Feedbacks between biodiversity and climate through plant traits and light interaction

Research team

Gabriela Schaepman-Strub

Elena Plekhanova

Pascal Niklaus

Owen Petchey

Michael Schaepman


The forecast for biodiversity under climate change requires understanding of biological mechanisms and their interaction with climate through carbon and energy fluxes. In this project, we investigate functional traits related to the light environment, at intra-specifc, inter-specific and community scale. We further investigate constraints within the trait-space and how these constraints regulate fAPAR (a driver of carbon assimilation) and albedo (a driver of the energy budget). Finally, we experimentally test how light-related traits change under a global change driver (i.e. drought) and how these changes feed back to the atmosphere, in the Arctic tundra, Tibetan grassland, and the tropical forest in Borneo.


The interaction of shortwave radiation with vegetation influences key mechanisms (i.e. plant physiology, species interactions through competition) driving biodiversity changes under future conditions, and related feedbacks to climate. Yet, efforts to improve the representation of shortwave radiation with vegetation in ecological models and land surface–atmosphere interaction schemes of climate models have been very limited.

We will use the functional trait approach and combine it with 3D radiative transfer modelling to investigate how traits and their coordination drive shortwave radiation fluxes related to the carbon (fAPAR) and energy (albedo) exchange between the atmosphere and land surface. Two key dimensions were recently identified in the trait space (Diaz, 2016) – size of plants and organs, and construction costs for photosynthetic leaf area.

Simulating a global change driver (i.e. drought), we will analyse if phenotypic plasticity follows a coordination of trait changes and how trait changes affect shortwave radiation. We will further identify deviations under stress conditions from the ‘evolutionary equilibrium’.

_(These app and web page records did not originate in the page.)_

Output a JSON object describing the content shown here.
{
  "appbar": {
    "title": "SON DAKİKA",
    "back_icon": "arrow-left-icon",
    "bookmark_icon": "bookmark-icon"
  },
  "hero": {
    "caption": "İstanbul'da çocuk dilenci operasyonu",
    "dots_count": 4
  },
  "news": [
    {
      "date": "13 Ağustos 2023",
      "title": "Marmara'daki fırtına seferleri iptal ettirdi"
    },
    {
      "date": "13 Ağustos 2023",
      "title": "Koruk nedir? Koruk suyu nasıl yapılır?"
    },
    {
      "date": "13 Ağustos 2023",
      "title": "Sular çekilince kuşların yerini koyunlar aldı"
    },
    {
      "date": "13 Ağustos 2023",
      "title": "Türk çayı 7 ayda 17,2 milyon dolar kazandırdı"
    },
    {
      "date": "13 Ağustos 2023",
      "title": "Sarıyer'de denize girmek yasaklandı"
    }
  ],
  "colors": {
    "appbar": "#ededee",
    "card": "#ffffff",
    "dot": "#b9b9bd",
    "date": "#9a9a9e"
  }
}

We plan to proceed as follows:

  1. Review and statistical analysis of plant trait trade-offs affecting the interaction with light at intra-specific, inter-specific, and community scale (size of plants, organs (leaves and wood structures), leaf thickness, construction costs (C/N ratio impacting leaf optical properties)). Based on the TRY database, we will investigate the realization in the trait space and coordination of traits driving the light interaction. The statistical analysis will address intra-specific and inter-specific trait ranges and variabilities, including kernel density calculation. We will further test trait relations to the latitudinally determined light environment.
  2. Analysis of effects of plant trait trade-offs on fAPAR and albedo, and their relation to functional and species diversity. The above identified trait space and coordination will be used to parameterize a 3D radiative transfer model to investigate the sensitivity of the light interaction to these traits, and effects of trait coordination on fAPAR and albedo.
  3. Experimental drought treatment, related change of traits and their feedback to the atmosphere. Measurements of traits and shortwave radiation (fAPAR, albedo) in control and treatment plots will include canopy characteristics (e.g. height of canopy) using drone imagery, shortwave radiation fluxes using a field spectrometer (e.g. leaf optical properties) and pyranometers (albedo and transmitted radiation) as well as destructive sampling of individuals (e.g. leaf size and thickness, wood characteristics) after 3 years of experiment. We will apply measured traits and coordination in a 3D radiation model to forecast shortwave radiation feedbacks under future conditions.
    Experimental core site: Siberia. Potential additional sites: Tibet and Borneo (see integration section).